Wednesday, 27 May 2009
Gulangyu's Rubgy Invasion
Xiamen. Until a few months ago, Xiamen was just another port city in China that I only ever saw in supplier quotations. All that was to change a few months ago, though, when our (very much social) rugby union team were approached by the Xiamen Typhoons. Set up a couple of years ago, the Typhoons had yet to play a competitive match. With a few enthusiasts and many players who’d never laid eyes on the revered egg-shaped ball, they’d previously focussed on training and touch rugby matches. Now was time for a coming-out party.
And what a party. With the enthusiastic backing of the local community, and fantastic support from the business community, the Typhoons set about arranging the inaugural Xiamen Gulangyu 10s tournament. With just four teams (the Typhoons and Hong Kong’s Happy Valley Griffins were joined by the Guangzhou Rams and the Shanghai Hairy Crabs), the tournament would take place over just one day, with late kick-offs and plenty of time for the main event – the beach party. With painful memories of the recent Manila 10s tournament (leaving the hotel at 7 am two days running to get to the ground in time, and then hanging around until late), this sounded like heaven.
The cherry on the top of this rugby-flavoured icing was the ground on which the tournament took place. Gulangyu Island is to Xiamen as Shamian is to Guangzhou. A tiny colonial enclave, Gulangyu boasts no cars, some stunning architecture, and a 111-year old football pitch. Our mission was to show Gulangyu what they’d been missing all these years and, for the first time in its 111-year history, pick up the ball and run with it. That’s right, this was to be the first every rugby played on the beautiful Gulangyu pitch.

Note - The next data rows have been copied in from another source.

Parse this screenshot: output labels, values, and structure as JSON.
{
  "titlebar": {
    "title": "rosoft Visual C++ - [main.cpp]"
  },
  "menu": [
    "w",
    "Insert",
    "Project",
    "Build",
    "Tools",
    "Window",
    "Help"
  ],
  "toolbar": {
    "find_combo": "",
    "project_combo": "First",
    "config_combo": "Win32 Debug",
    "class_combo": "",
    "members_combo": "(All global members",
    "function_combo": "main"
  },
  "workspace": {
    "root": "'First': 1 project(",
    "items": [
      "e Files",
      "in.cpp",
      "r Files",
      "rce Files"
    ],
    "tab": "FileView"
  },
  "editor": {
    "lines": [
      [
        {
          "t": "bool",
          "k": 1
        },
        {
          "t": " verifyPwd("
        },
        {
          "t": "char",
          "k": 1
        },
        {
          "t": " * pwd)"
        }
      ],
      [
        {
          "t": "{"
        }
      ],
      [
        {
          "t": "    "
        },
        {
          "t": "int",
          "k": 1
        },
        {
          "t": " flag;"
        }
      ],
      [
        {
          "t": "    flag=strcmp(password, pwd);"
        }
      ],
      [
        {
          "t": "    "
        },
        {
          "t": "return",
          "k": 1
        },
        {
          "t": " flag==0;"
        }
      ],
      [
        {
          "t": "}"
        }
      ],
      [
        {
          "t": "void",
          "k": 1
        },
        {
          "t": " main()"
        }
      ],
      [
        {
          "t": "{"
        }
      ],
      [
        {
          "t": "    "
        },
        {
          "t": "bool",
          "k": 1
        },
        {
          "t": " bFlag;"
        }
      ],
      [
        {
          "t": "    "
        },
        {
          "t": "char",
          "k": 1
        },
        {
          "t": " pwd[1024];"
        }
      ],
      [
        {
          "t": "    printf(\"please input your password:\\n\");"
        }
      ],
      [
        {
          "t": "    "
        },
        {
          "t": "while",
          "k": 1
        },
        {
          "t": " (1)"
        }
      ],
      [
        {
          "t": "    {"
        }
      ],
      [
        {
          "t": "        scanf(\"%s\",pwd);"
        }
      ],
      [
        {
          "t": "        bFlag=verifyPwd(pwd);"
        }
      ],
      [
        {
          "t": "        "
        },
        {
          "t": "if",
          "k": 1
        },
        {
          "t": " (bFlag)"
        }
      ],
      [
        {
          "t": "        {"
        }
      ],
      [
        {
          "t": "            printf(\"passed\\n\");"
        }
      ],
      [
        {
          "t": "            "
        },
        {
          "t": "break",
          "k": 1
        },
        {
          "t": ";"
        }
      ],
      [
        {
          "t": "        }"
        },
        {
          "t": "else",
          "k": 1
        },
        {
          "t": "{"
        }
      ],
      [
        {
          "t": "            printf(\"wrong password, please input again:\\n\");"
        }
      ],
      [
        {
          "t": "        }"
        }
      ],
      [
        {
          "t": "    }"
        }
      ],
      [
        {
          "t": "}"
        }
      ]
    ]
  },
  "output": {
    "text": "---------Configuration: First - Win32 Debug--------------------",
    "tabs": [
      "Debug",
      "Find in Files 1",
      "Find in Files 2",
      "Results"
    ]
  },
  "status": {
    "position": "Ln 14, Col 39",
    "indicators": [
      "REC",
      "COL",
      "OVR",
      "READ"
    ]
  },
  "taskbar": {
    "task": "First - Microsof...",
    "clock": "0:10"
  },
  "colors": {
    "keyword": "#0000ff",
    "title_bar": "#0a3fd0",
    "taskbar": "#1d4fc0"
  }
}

The Typhoons and Gulangyu ground staff had done a fantastic, innovative, job preparing for us. There were beer and food tents, plenty of shade and seats, and rugby posts approximated by leaving the football goals and adding bamboo uprights! So to the rugby. Luring the competition into a false sense of security with our receding hairlines, beer bellies, and magnificent tour shirts, we won the tournament. And then on to the beach party, to watch the moon rise over Taiwan in the distance, accompanied by fireworks. Spectacular. We may have won the rugby, but we were soundly beaten in the drinking ‘boat race,’ and didn’t fare much better on the bucking bronco either. Details, details.
I can’t wait for next year. My name will be first on the list for this tour, and I hope to spend a few extra days in Xiamen to see more of what looks like a fascinating place.